Through flow blocking and water vapor depletion in mountain-induced rain and snowfall, the Sierra Nevada have a dramatic impact for the worse on moisture transport into the Great Basin. This can be seen in the GFS forecast pannels immediately above. Note in particular the how the column-integrated relative humidity in the lower left panel decreases abruptly across the southern "High" Sierra, with moisture only able to sneak in across the lower northern Sierra north of Lake Tahoe. This effect is also apparent in theNAM forecast for the same time and, in this case, it is a contributor to the delay of precipitation spreading into northern Utah. Without the High Sierra, moisture would penetrate more easily into the Great Basin and the Wasatch would light up even earlier. Pity.
The time-height section from the NAM shows a classic "cloud-storm" environment tomorrow over the Salt Lake Valley. Cloud storm is a phrase we jokingly call events with high clouds and virga, but little precipitation reaching the valley floor. There's copious moisture at mid levels, but dry environment down low. Deep moisture doesn't penetrate into the Salt Lake Valley until Friday night. More evidence of further delays in the storm really getting going over the Salt Lake Valley.
Add all this up — the delay in the arrival of the trough, the drying influence of the High Sierra, and the dry low levels over northern Utah — and you have a recipe for restless natives anxious for the arrival of a storm that has been promised for Thursday.
3. Many storm chasing options
We of course have a mobile radar, so we can put it wherever we want and don't have to necessarily wait in the Salt Lake Valley for weather. That being said, it takes time to move the DOW around and configure a reasonable scanning strategy to do real science. We have a number of possible targets through Friday afternoon, including the spillover of precipitation across the northern Wasatch Mountains and into the Ogden Valley, multi-ridge interactions between the Stansbury and Oquirrh Mountains or Oquirrh and Wasatch Mountains, a cold frontal passage presently forecast for Friday morning, and post-frontal convection in northwesterly flow in the wake of the cold front. It's going to be a busy time! We'll have an interesting planning session this afternoon and then will need to keep a close eye on things in the field to maximize our opportunities.
4. Mountain snow possibilities
The situation this week has been pretty grim for skiers. Not only has it been dry, but it has also been warm. I don't follow the snowmaking activities at the resorts, but I suspect they were limited at best. That situation will continue today and even tomorrow looks to be pretty warm. In addition, the early phases of the storm when it does arrive look quite warm.
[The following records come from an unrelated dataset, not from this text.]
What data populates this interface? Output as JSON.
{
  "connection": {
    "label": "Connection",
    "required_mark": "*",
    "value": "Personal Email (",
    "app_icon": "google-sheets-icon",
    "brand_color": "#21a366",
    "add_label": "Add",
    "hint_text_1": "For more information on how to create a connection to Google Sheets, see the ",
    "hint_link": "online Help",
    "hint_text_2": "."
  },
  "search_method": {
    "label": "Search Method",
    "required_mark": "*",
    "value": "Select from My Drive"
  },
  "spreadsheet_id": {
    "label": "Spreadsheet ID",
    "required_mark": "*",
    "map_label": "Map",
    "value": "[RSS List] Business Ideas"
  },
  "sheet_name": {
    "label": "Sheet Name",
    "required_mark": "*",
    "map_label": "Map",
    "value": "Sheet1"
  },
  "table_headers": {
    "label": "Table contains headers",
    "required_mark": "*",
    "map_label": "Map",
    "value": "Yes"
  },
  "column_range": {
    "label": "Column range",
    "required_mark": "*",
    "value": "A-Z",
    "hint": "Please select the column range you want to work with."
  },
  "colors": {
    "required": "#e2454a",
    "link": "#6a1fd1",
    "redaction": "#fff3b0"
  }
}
For example, the NAM forecast for 1200 UTC (5 AM MST) Friday morning has 700-mb temperatures of around -2ºC. That equates to a snow level around 7000 feet or so.
Thus, while the upper elevations of Snowbasin are likely to get a pasting, the base may see rain for at least a portion of the storm. PCMR may also see rain at the base during the early stages.
However, the snow level will be lowering during the period, especially on Friday. Friday has some potential to be productive in the Cottonwoods due to cold, unstable, northwesterly flow. Overall, the NAM-12km is generating about an inch of water and 9 inches of snow at Alta Collins through late Friday. The numbers, however, vary widely across models and ensemble members. At this point, I'd lean toward 6-12 inches at upper elevations in Little Cottonwood, with the potential for more if the post-frontal environment is highly productive. Water totals in the northern Wasatch should be higher.
Snowmakers had better be ready to release the torrents Friday, Friday night, and Saturday morning. After that, ridging returns and more marginal snowmaking conditions return for a couple of days.
Addendum at 10:15 AM 15 November
The SREF plume diagram below was unavailable when I wrote this post, but I've added it here and it shows remarkable spread for the event at Alta Collins. Talk about forecaster heartburn! Hope for the high members to verify.